ON AN EVENING IN ROMA
The summer-heat slowed walking paces to a stroll, and we took any opportunity to stop by a fountain and dip our scarves in, to wipe away sweat and then wrap the cooling fabric around our necks. The only respite for those mid-day-scorchers was a nap on shaded grass, or a gelato (or five). Then, as the evening began to cool the pavements, a special thing would happen... A large pizza-moon would rise over the city, urged on by a slight breeze, and vendors would appear on the ancient bridges selling grilled corn and butter. Memories of the clamorous art dealers, and of an impromptu fight in one small side street drifted through my mind, but in the evening everything seemed calm. All that existed was the hand of my partner in my own, my two feet walking, and each moment unfurling. Sometimes, during that week-long dream, I would hum the song that was on everybody's minds:
A WEEK-LONG DREAM
Waking at five in the morning in a small convent on the edge of the city, then walking through the pre-dawn streets between the small delivery vans and the fruit sellers who open their doors so early.
The smell of sunscreen, and the knowledge that it is going get very, very hot!
Navigating the dusty suburbs using the flow of the river Tiber.
Cool wind between my toes, shoes off, legs swinging, sitting on a stone fence and watching the children of Trastevere kick around a deflated soccer ball.
Lines of laundry strung between windows in cramped alleyways..
Pink petals that fluttered down from vines above, and landed in my gelato.
Prickly pears and burnt sienna walls.
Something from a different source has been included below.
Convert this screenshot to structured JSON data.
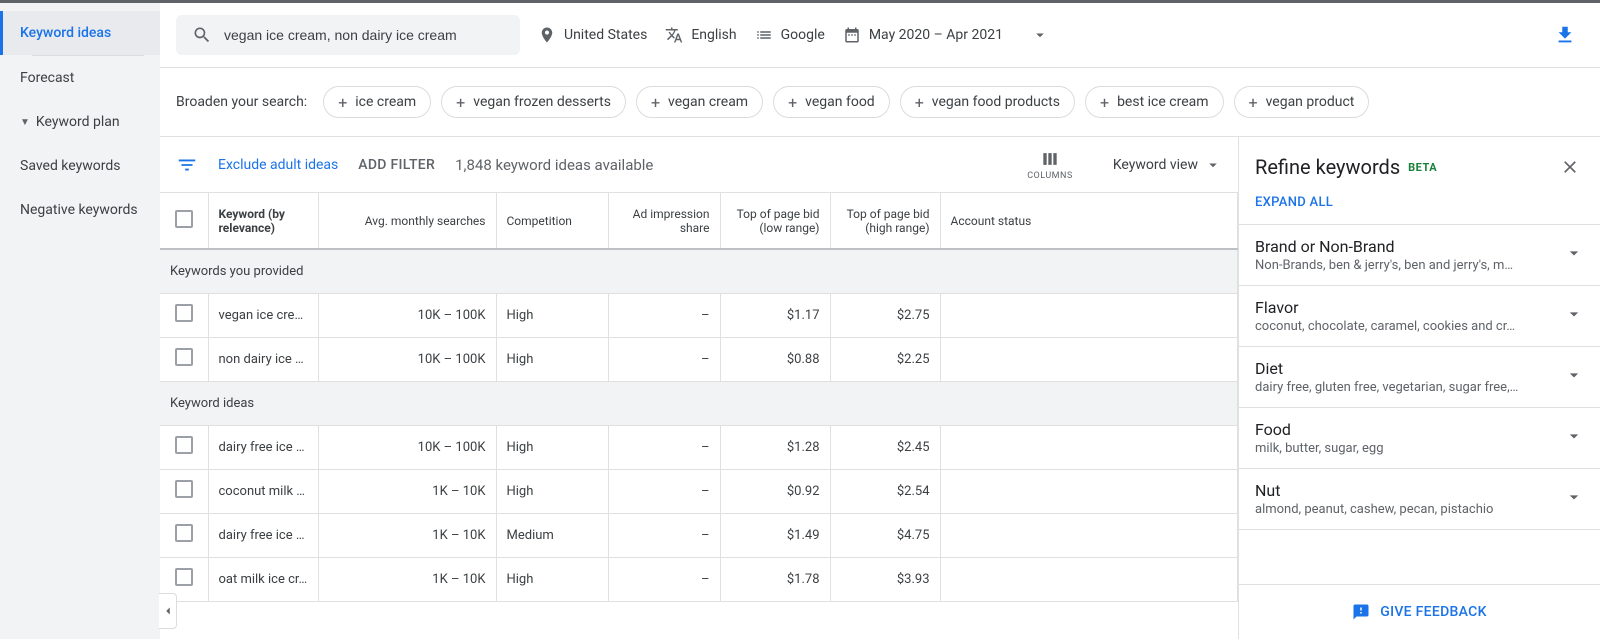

A storm of sorts brewing at lunch, with a bump against a table leading to a full blown fighting match in Italian swear-words.
Lights drawn over the water from the dome of St Peters.
Riding that rattling, jangling bus every morning and every evening, and sometimes falling asleep before the suspension would snap us awake again.
A view over the umbrella trees.
The scooter drivers that live by their own rule-book.
Napping in an orange grove, the occasional thud of an orange falling to the ground.
Hilarious tan lines caused by socks.
A vendor selling roasted chestnuts, his small paper cones piled into in an impossibly tall tower.
The disparity of the rich and the poor - a woman in heels talks on her phone while beside her a beggar-lady prostrates herself to the mercy of the public.
Offerings of flowers and hand-written notes in each tiny chapel.
Three men yelling as they try to heave a refrigerator into a truck without a ramp.
A quiet moment in the Piazza Navona, ringed by terraces that will later be filled with merry-wine-toasts.